● DATA SECTION:
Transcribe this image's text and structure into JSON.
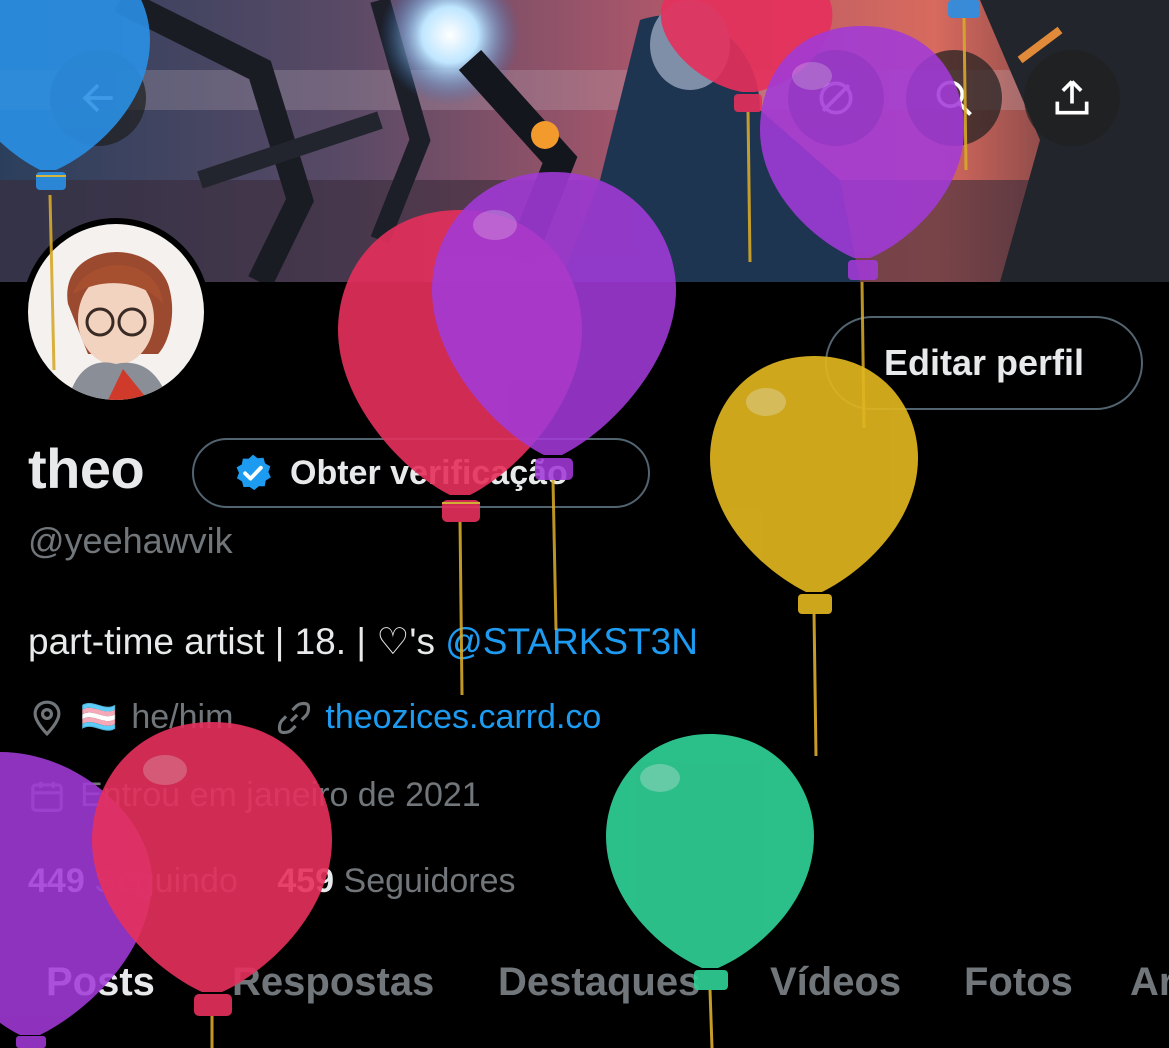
{
  "header": {
    "back_icon": "arrow-left-icon",
    "grok_icon": "grok-icon",
    "search_icon": "search-icon",
    "share_icon": "share-icon"
  },
  "profile": {
    "name": "theo",
    "verify_label": "Obter verificação",
    "handle": "@yeehawvik",
    "edit_label": "Editar perfil",
    "bio_text": "part-time artist | 18. | ♡'s ",
    "bio_mention": "@STARKST3N",
    "flag": "🏳️‍⚧️",
    "pronouns": "he/him",
    "website": "theozices.carrd.co",
    "joined": "Entrou em janeiro de 2021",
    "following_count": "449",
    "following_label": "Seguindo",
    "followers_count": "459",
    "followers_label": "Seguidores"
  },
  "tabs": [
    "Posts",
    "Respostas",
    "Destaques",
    "Vídeos",
    "Fotos",
    "Ar"
  ],
  "colors": {
    "accent": "#1d9bf0",
    "text": "#e7e9ea",
    "muted": "#71767b",
    "border": "#536471",
    "balloon_red": "#e6305c",
    "balloon_purple": "#a23ad8",
    "balloon_yellow": "#e0b51f",
    "balloon_green": "#2fcf95",
    "balloon_blue": "#2a90e6"
  }
}
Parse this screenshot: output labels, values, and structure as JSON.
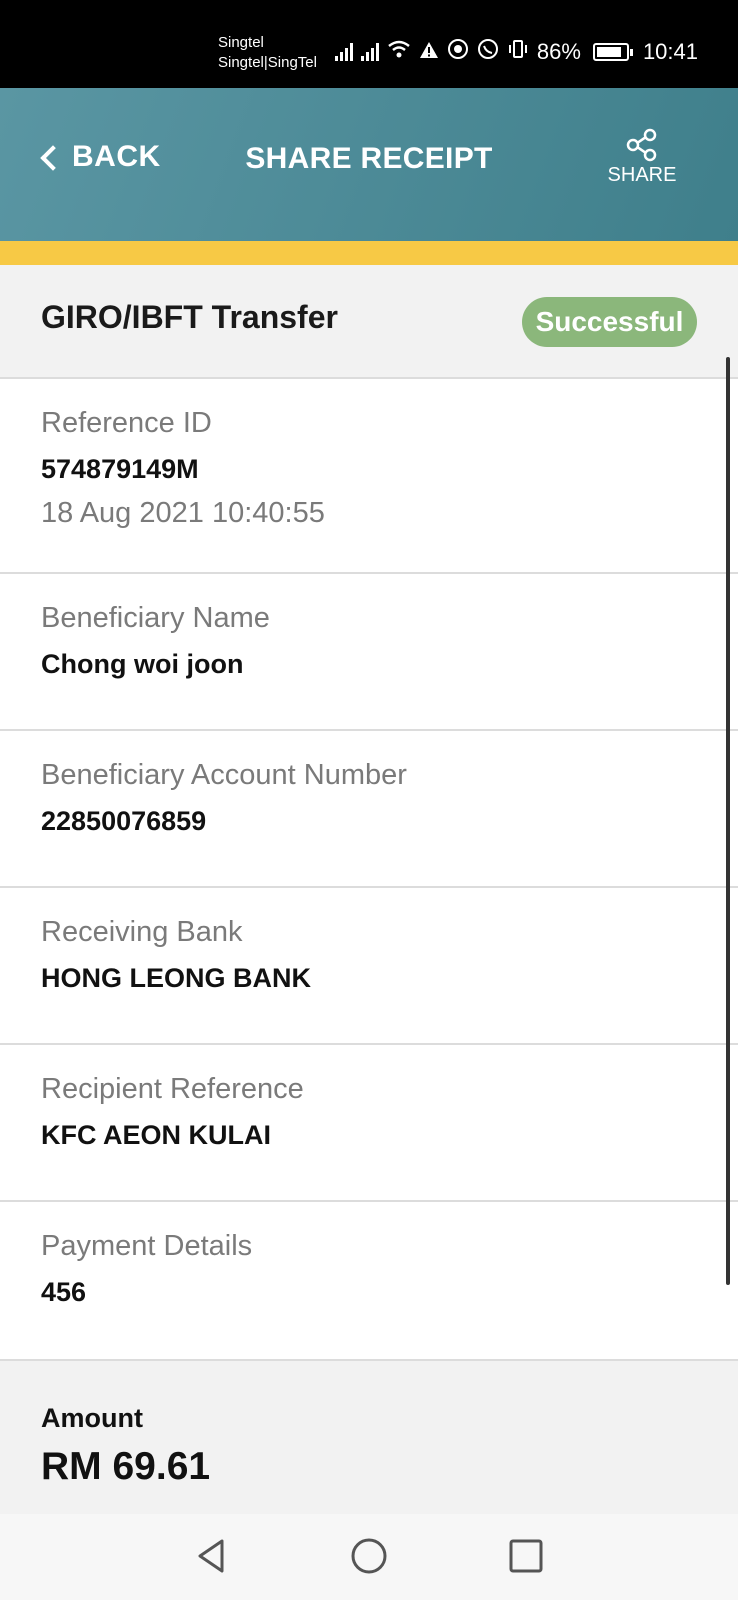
{
  "status_bar": {
    "carrier_line1": "Singtel",
    "carrier_line2": "Singtel|SingTel",
    "battery_percent": "86%",
    "battery_level": 0.86,
    "time": "10:41",
    "icons": [
      "signal-icon",
      "signal-icon",
      "wifi-icon",
      "warning-icon",
      "nfc-icon",
      "whatsapp-icon",
      "vibrate-icon",
      "battery-icon"
    ]
  },
  "header": {
    "back_label": "BACK",
    "title": "SHARE RECEIPT",
    "share_label": "SHARE"
  },
  "colors": {
    "header_start": "#5a96a3",
    "header_end": "#3f7f8b",
    "accent": "#f7c945",
    "success_badge": "#8bb77b"
  },
  "transaction": {
    "type": "GIRO/IBFT Transfer",
    "status": "Successful"
  },
  "fields": {
    "reference": {
      "label": "Reference ID",
      "value": "574879149M",
      "datetime": "18 Aug 2021 10:40:55"
    },
    "beneficiary_name": {
      "label": "Beneficiary Name",
      "value": "Chong woi joon"
    },
    "beneficiary_account": {
      "label": "Beneficiary Account Number",
      "value": "22850076859"
    },
    "receiving_bank": {
      "label": "Receiving Bank",
      "value": "HONG LEONG BANK"
    },
    "recipient_reference": {
      "label": "Recipient Reference",
      "value": "KFC AEON KULAI"
    },
    "payment_details": {
      "label": "Payment Details",
      "value": "456"
    }
  },
  "amount": {
    "label": "Amount",
    "value": "RM 69.61"
  },
  "nav": {
    "icons": [
      "back-triangle-icon",
      "home-circle-icon",
      "recents-square-icon"
    ]
  }
}
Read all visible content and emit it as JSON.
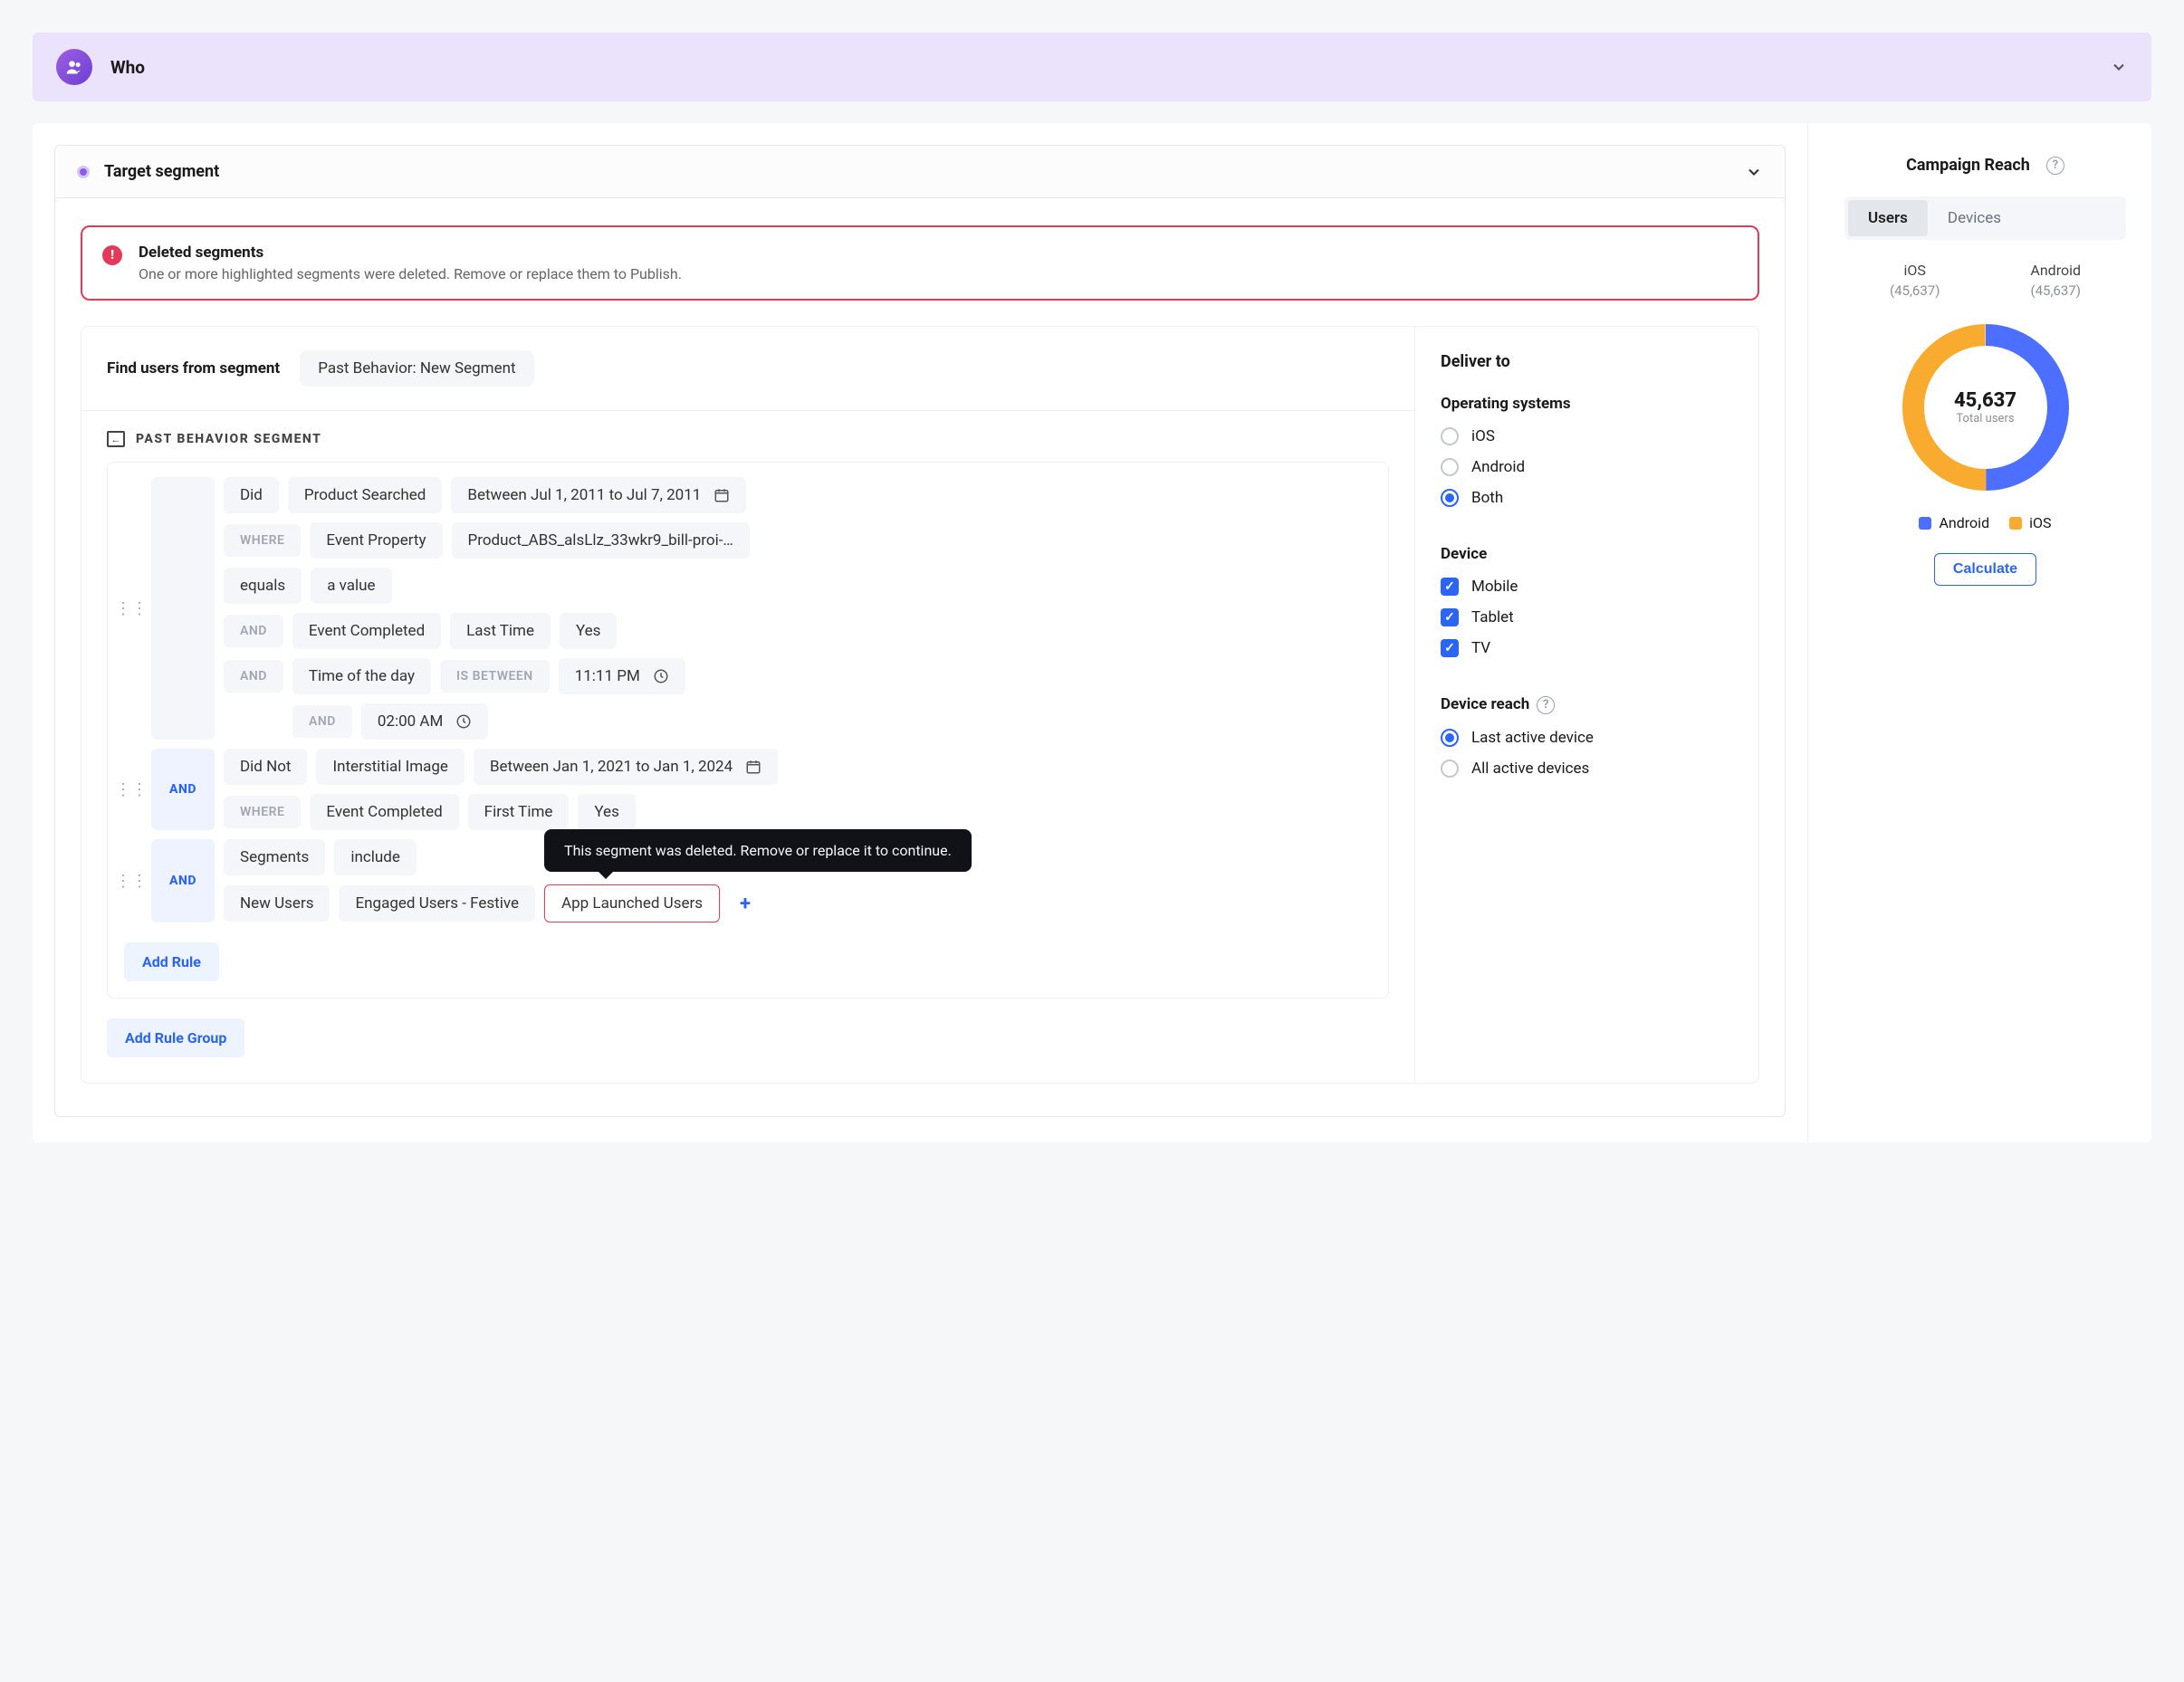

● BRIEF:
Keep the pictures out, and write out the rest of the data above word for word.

● OUTPUT FOR THIS EXERCISE:
Transcribe this image's text and structure into JSON.
{
  "header": {
    "back_icon": "arrow-left-icon",
    "grok_icon": "grok-icon",
    "search_icon": "search-icon",
    "share_icon": "share-icon"
  },
  "profile": {
    "name": "theo",
    "verify_label": "Obter verificação",
    "handle": "@yeehawvik",
    "edit_label": "Editar perfil",
    "bio_text": "part-time artist | 18. | ♡'s ",
    "bio_mention": "@STARKST3N",
    "flag": "🏳️‍⚧️",
    "pronouns": "he/him",
    "website": "theozices.carrd.co",
    "joined": "Entrou em janeiro de 2021",
    "following_count": "449",
    "following_label": "Seguindo",
    "followers_count": "459",
    "followers_label": "Seguidores"
  },
  "tabs": [
    "Posts",
    "Respostas",
    "Destaques",
    "Vídeos",
    "Fotos",
    "Ar"
  ],
  "colors": {
    "accent": "#1d9bf0",
    "text": "#e7e9ea",
    "muted": "#71767b",
    "border": "#536471",
    "balloon_red": "#e6305c",
    "balloon_purple": "#a23ad8",
    "balloon_yellow": "#e0b51f",
    "balloon_green": "#2fcf95",
    "balloon_blue": "#2a90e6"
  }
}
Parse this screenshot: output labels, values, and structure as JSON.
{
  "status_bar": {
    "carrier_line1": "Singtel",
    "carrier_line2": "Singtel|SingTel",
    "battery_percent": "86%",
    "battery_level": 0.86,
    "time": "10:41",
    "icons": [
      "signal-icon",
      "signal-icon",
      "wifi-icon",
      "warning-icon",
      "nfc-icon",
      "whatsapp-icon",
      "vibrate-icon",
      "battery-icon"
    ]
  },
  "header": {
    "back_label": "BACK",
    "title": "SHARE RECEIPT",
    "share_label": "SHARE"
  },
  "colors": {
    "header_start": "#5a96a3",
    "header_end": "#3f7f8b",
    "accent": "#f7c945",
    "success_badge": "#8bb77b"
  },
  "transaction": {
    "type": "GIRO/IBFT Transfer",
    "status": "Successful"
  },
  "fields": {
    "reference": {
      "label": "Reference ID",
      "value": "574879149M",
      "datetime": "18 Aug 2021 10:40:55"
    },
    "beneficiary_name": {
      "label": "Beneficiary Name",
      "value": "Chong woi joon"
    },
    "beneficiary_account": {
      "label": "Beneficiary Account Number",
      "value": "22850076859"
    },
    "receiving_bank": {
      "label": "Receiving Bank",
      "value": "HONG LEONG BANK"
    },
    "recipient_reference": {
      "label": "Recipient Reference",
      "value": "KFC AEON KULAI"
    },
    "payment_details": {
      "label": "Payment Details",
      "value": "456"
    }
  },
  "amount": {
    "label": "Amount",
    "value": "RM 69.61"
  },
  "nav": {
    "icons": [
      "back-triangle-icon",
      "home-circle-icon",
      "recents-square-icon"
    ]
  }
}
Read all visible content and emit it as JSON.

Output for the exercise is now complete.